Records contained in a dataset
================

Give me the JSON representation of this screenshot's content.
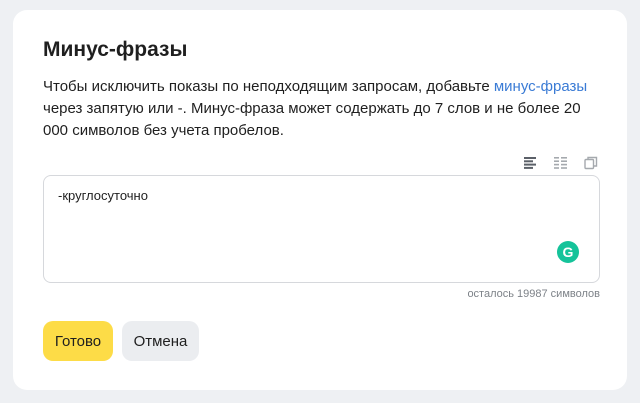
{
  "dialog": {
    "title": "Минус-фразы",
    "description_before": "Чтобы исключить показы по неподходящим запросам, добавьте ",
    "description_link": "минус-фразы",
    "description_after": " через запятую или -. Минус-фраза может содержать до 7 слов и не более 20 000 символов без учета пробелов."
  },
  "toolbar": {
    "icons": [
      "align-left-icon",
      "align-justify-icon",
      "copy-icon"
    ]
  },
  "editor": {
    "value": "-круглосуточно",
    "grammarly_icon": "G"
  },
  "counter": "осталось 19987 символов",
  "buttons": {
    "done": "Готово",
    "cancel": "Отмена"
  },
  "colors": {
    "primary_button": "#fddc47",
    "link": "#3a7bd5",
    "grammarly": "#15c39a"
  }
}
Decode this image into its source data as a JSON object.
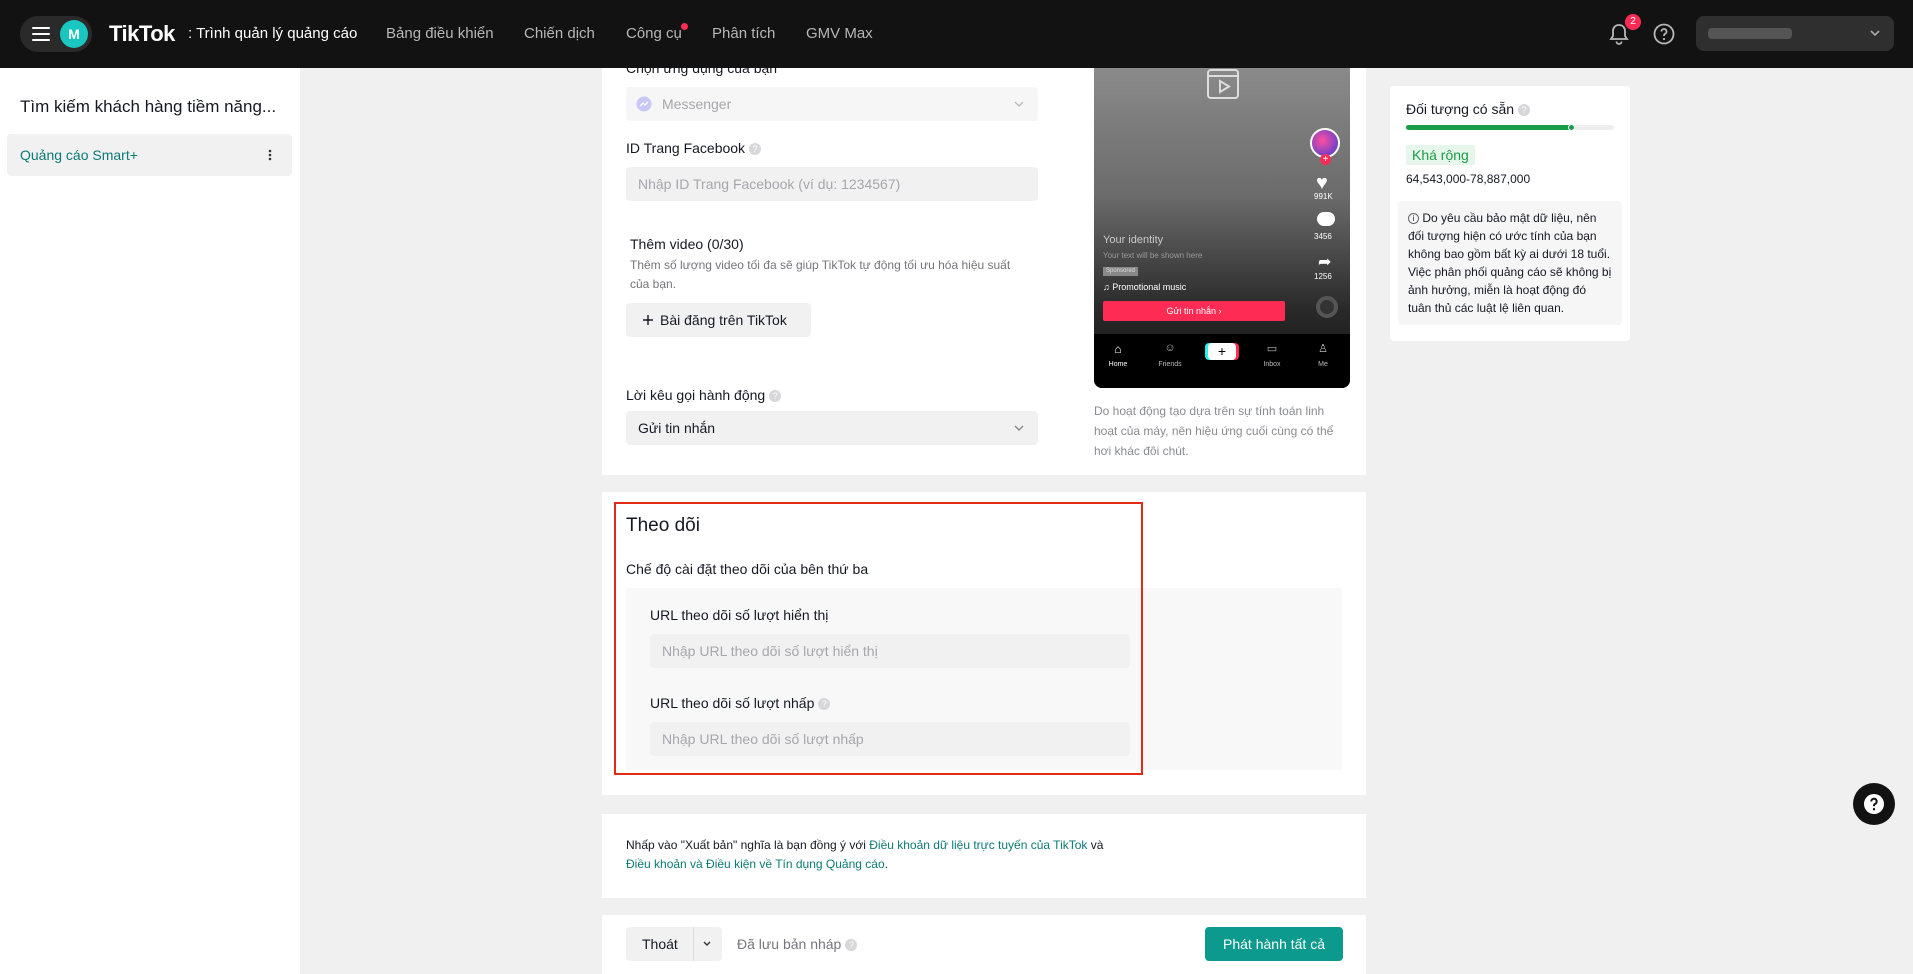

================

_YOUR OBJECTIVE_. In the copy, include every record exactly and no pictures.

_RESULT_.
Give me the JSON representation of this screenshot's content.
{
  "dialog": {
    "title": "Минус-фразы",
    "description_before": "Чтобы исключить показы по неподходящим запросам, добавьте ",
    "description_link": "минус-фразы",
    "description_after": " через запятую или -. Минус-фраза может содержать до 7 слов и не более 20 000 символов без учета пробелов."
  },
  "toolbar": {
    "icons": [
      "align-left-icon",
      "align-justify-icon",
      "copy-icon"
    ]
  },
  "editor": {
    "value": "-круглосуточно",
    "grammarly_icon": "G"
  },
  "counter": "осталось 19987 символов",
  "buttons": {
    "done": "Готово",
    "cancel": "Отмена"
  },
  "colors": {
    "primary_button": "#fddc47",
    "link": "#3a7bd5",
    "grammarly": "#15c39a"
  }
}
Decode this image into its source data as a JSON object.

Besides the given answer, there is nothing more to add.